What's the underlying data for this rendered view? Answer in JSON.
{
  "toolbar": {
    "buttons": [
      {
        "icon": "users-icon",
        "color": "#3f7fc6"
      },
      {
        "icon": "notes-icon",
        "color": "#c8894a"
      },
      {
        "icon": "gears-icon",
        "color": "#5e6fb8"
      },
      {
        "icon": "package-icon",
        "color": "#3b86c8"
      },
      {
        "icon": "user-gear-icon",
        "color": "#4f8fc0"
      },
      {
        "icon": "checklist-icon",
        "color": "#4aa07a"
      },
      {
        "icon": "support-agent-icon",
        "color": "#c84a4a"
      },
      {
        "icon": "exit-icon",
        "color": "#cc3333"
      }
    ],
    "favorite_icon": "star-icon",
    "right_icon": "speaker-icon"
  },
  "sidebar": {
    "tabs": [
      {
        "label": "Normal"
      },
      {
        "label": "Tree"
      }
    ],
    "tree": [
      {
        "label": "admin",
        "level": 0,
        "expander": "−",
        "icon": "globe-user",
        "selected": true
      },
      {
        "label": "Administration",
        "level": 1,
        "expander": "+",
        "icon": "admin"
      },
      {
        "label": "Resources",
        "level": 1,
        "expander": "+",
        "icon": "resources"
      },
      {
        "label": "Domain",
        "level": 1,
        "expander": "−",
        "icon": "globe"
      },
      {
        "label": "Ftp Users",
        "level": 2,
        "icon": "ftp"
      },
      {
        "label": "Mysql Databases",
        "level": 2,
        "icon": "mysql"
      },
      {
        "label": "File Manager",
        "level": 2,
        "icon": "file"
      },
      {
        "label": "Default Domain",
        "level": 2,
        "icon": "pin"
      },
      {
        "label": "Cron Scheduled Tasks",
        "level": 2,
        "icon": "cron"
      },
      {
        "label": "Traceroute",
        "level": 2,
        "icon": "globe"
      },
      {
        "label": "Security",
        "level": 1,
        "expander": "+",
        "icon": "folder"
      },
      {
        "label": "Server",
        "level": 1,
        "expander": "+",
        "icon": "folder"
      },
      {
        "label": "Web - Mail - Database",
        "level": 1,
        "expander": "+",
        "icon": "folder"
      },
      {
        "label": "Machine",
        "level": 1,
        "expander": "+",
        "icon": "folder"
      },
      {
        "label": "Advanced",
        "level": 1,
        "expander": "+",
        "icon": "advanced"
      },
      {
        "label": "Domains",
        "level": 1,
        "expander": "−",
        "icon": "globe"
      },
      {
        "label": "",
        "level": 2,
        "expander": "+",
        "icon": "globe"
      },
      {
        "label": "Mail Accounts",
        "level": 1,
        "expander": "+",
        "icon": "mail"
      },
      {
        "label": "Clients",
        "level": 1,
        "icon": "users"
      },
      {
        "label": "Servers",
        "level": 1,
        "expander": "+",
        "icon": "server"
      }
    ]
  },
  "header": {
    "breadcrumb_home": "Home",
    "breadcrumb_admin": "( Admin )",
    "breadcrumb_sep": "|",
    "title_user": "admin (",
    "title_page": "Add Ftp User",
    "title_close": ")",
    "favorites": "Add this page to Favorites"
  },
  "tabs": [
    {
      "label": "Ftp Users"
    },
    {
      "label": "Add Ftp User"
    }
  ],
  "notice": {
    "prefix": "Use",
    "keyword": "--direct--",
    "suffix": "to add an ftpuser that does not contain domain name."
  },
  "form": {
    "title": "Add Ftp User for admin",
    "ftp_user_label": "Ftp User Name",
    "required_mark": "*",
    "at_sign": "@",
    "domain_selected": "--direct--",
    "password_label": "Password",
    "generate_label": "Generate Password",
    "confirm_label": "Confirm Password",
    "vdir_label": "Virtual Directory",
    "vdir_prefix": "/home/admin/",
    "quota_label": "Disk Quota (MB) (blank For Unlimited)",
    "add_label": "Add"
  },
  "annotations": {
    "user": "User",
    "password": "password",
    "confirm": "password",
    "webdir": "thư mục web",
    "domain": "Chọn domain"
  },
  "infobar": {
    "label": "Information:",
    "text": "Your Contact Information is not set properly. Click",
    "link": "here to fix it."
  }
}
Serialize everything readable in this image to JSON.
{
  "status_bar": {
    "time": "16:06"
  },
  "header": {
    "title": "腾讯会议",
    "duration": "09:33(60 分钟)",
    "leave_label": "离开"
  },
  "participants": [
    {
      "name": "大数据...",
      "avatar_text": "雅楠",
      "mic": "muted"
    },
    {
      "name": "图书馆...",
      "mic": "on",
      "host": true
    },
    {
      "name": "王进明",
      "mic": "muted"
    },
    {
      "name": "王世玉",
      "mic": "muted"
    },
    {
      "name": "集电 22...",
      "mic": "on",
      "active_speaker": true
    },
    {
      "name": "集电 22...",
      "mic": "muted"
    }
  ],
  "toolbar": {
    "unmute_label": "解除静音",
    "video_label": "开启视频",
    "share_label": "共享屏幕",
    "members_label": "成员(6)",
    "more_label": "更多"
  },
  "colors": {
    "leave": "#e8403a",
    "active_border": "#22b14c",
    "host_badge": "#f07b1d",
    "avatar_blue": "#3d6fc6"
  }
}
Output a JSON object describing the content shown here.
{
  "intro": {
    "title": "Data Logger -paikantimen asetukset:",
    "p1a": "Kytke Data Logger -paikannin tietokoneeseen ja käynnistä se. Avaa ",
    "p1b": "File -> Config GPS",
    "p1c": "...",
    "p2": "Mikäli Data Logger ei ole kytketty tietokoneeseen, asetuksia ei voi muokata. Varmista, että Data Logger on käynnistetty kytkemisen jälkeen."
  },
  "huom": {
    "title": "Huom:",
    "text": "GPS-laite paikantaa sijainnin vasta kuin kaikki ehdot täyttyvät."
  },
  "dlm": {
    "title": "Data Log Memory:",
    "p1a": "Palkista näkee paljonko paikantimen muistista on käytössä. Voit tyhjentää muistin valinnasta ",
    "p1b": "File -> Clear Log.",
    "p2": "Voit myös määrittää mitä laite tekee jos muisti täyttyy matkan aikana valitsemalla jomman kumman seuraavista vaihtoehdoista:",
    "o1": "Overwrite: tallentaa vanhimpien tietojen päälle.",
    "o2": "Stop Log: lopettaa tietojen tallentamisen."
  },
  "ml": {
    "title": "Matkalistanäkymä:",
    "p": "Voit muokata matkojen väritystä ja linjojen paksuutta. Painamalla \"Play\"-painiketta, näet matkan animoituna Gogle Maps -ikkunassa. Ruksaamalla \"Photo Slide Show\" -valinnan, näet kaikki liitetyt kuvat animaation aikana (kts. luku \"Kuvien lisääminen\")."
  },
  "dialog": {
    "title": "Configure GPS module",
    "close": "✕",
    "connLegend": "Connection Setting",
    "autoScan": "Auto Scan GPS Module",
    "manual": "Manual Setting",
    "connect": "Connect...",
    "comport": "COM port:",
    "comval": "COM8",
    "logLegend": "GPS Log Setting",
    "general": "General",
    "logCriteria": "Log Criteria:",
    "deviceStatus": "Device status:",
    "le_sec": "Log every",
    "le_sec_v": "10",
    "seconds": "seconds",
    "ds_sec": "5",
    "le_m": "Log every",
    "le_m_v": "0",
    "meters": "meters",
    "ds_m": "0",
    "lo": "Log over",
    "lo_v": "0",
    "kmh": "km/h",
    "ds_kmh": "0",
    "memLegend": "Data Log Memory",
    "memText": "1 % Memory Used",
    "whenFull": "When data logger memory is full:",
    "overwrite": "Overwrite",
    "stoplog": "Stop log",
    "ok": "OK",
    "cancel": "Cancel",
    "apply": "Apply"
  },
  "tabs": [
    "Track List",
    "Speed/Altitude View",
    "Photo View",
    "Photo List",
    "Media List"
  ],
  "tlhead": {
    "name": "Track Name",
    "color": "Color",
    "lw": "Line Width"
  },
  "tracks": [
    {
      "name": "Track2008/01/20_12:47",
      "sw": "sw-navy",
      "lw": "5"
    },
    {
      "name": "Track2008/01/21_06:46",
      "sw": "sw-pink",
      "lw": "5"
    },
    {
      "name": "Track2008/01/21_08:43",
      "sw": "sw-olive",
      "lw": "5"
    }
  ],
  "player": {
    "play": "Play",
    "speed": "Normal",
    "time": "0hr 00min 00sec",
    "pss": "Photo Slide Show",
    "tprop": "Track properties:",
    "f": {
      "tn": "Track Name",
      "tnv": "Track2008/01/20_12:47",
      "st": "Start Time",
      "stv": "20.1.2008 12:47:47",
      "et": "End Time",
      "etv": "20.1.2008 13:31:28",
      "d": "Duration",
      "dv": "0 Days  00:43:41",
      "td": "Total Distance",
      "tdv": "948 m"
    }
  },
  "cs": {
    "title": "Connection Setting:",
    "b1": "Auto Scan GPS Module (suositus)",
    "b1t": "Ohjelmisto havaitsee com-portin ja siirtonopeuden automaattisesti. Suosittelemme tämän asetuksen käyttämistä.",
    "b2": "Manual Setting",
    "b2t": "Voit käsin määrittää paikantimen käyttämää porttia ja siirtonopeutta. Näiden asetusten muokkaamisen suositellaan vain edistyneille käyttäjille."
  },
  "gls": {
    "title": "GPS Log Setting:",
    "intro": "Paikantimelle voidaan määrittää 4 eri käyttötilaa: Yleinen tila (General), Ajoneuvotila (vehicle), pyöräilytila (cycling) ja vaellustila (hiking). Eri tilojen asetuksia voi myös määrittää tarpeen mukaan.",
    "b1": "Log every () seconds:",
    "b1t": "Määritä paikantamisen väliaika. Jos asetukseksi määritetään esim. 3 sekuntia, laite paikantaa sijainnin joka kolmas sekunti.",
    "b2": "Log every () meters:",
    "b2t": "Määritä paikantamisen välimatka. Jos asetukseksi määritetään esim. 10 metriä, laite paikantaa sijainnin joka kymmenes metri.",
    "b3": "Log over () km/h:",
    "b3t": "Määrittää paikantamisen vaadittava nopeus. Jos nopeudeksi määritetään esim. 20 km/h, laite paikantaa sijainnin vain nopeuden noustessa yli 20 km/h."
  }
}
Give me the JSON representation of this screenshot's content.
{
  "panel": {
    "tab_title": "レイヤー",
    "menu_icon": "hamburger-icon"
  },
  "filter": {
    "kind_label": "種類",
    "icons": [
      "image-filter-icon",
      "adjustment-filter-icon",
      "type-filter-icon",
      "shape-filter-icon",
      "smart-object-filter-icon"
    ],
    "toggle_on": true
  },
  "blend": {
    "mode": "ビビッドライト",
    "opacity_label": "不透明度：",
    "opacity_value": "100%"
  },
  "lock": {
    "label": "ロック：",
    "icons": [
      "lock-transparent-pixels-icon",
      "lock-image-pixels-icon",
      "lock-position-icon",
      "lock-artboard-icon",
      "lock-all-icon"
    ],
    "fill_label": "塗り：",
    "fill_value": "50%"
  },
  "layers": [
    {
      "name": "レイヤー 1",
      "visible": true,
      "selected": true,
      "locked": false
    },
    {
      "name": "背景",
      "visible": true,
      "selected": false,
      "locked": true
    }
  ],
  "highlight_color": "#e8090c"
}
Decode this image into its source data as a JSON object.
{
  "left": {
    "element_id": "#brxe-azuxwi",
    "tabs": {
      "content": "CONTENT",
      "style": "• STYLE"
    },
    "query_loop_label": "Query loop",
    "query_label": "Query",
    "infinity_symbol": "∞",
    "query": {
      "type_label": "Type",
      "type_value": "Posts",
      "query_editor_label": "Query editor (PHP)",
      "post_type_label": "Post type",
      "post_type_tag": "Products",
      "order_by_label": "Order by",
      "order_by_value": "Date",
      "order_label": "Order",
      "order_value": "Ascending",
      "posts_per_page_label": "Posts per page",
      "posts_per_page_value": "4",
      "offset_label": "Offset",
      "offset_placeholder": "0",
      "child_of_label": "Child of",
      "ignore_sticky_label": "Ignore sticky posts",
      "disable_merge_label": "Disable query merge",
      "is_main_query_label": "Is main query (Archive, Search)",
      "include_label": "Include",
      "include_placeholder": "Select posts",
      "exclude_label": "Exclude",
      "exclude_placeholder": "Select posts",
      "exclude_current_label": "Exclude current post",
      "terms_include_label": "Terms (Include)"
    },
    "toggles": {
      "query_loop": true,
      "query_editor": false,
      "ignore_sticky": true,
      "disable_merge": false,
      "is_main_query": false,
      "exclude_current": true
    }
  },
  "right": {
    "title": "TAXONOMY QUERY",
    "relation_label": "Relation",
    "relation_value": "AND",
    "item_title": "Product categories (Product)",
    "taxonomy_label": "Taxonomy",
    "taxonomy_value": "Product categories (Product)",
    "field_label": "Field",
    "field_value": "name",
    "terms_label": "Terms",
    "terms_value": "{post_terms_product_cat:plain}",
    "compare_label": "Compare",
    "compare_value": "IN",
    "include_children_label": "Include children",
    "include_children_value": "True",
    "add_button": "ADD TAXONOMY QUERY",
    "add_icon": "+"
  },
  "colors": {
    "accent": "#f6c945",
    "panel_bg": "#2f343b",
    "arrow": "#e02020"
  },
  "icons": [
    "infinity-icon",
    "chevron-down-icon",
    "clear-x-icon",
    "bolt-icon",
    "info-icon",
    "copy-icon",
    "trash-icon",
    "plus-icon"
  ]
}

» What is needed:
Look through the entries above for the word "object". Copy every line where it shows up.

» Exercise answer:
Output a JSON object describing the content shown here.
      "smart-object-filter-icon"
Decode this image into its source data as a JSON object.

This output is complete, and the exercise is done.